This isn’t a story with obvious local implications but I have to comment on the determination and character of the University of Missouri African-American student activists and their supporters, who forced the resignation of a college president and the start of a real dialogue on racism.
Although the students had been complaining about a racist campus environment for years, it finally took the courageous stand of the Mizzou black football players, supported by their coach and white teammates, to grab the attention of the university administration — and the media.
The stand of the football players was singular and unique for these times — they essentially threatened a strike until the university president stepped down — but the activism of the students was not. When the media finally latched on to this story, it also “discovered” numerous similar struggles occurring at colleges and universities across the country, including such elite institutions as Princeton, Yale and Ithaca College. These movements existed in plain sight yet somehow flew under the radar of a media that never tires of feeding us Trump, terrorism, sensationalism, and more Trump.
Racism is usually only covered when cops kill an unarmed black person. Then the narrative narrows to revolve around the “dispute” over just how much force is legitimately needed to control the black menace. But the Mizzou students — and student activists elsewhere — energized by the Black Lives Matter movement that sprang up in the wake of Ferguson, know that the issue of racism is more complex than that. They wanted to have an intelligent dialogue but eventually decided that it would take something out of the ordinary — in this case, the football team refusing to play — to have their issues taken seriously.
I wonder what is flying under the media radar in our area? What struggles are being waged and ignored by the don’t-worry-(except about black crime and terrorism)-be-happy broadcast media and our stodgy, conservative newspapers?
About that budget
Meanwhile, Governor Wolf and the Republicans controlling the Assembly still can’t agree on a bad budget. Now they’re arguing over just how regressive a tax policy the state can endure, and how to distribute the projected increased revenue among school districts and homeowners. Fortunately, they’ll agree to State Store reform, providing relief to the hardworking low-income drinker after nine o’clock.
The consequences of the stalemate are serious, however, as I’ve been saying.
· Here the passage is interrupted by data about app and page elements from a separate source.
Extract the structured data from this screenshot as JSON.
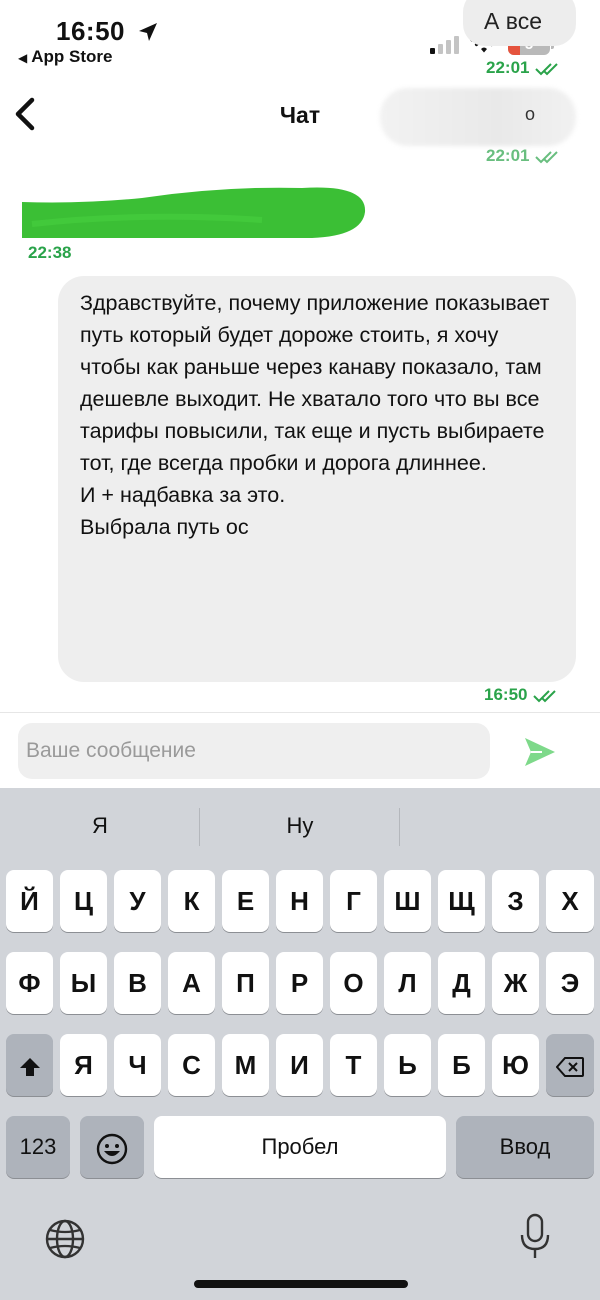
{
  "status": {
    "time": "16:50",
    "back_app": "App Store",
    "battery": "5"
  },
  "colors": {
    "accent_green": "#2aa34a",
    "bubble_gray": "#eeeeee",
    "keyboard_bg": "#d1d4d9"
  },
  "chat_header": {
    "title": "Чат",
    "contact_partial": "о"
  },
  "messages": [
    {
      "text": "А все",
      "time": "22:01"
    },
    {
      "time": "22:01"
    },
    {
      "time": "22:38"
    },
    {
      "text": "Здравствуйте, почему приложение показывает путь который будет дороже стоить, я хочу чтобы как раньше через канаву показало, там дешевле выходит. Не хватало того что вы все тарифы повысили, так еще и пусть выбираете тот, где всегда пробки и дорога длиннее.\nИ + надбавка за это.\nВыбрала путь ос",
      "time": "16:50"
    }
  ],
  "composer": {
    "placeholder": "Ваше сообщение",
    "send_icon": "send-arrow-icon"
  },
  "keyboard": {
    "suggestions": [
      "Я",
      "Ну",
      ""
    ],
    "row1": [
      "Й",
      "Ц",
      "У",
      "К",
      "Е",
      "Н",
      "Г",
      "Ш",
      "Щ",
      "З",
      "Х"
    ],
    "row2": [
      "Ф",
      "Ы",
      "В",
      "А",
      "П",
      "Р",
      "О",
      "Л",
      "Д",
      "Ж",
      "Э"
    ],
    "row3": [
      "Я",
      "Ч",
      "С",
      "М",
      "И",
      "Т",
      "Ь",
      "Б",
      "Ю"
    ],
    "numbers_label": "123",
    "space_label": "Пробел",
    "return_label": "Ввод"
  }
}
To list the closed or partially shutdown agencies would be depressing — you can Google them for yourself. Many school districts, social service providers and counties hadn’t fully recovered from the austerity of 2009. If or when they ever see state funding again, they’ll find themselves deeply indebted to banks, so far the only winners of this fiasco. Aren’t you glad to be in Pennsylvania, America?
— Jim Collins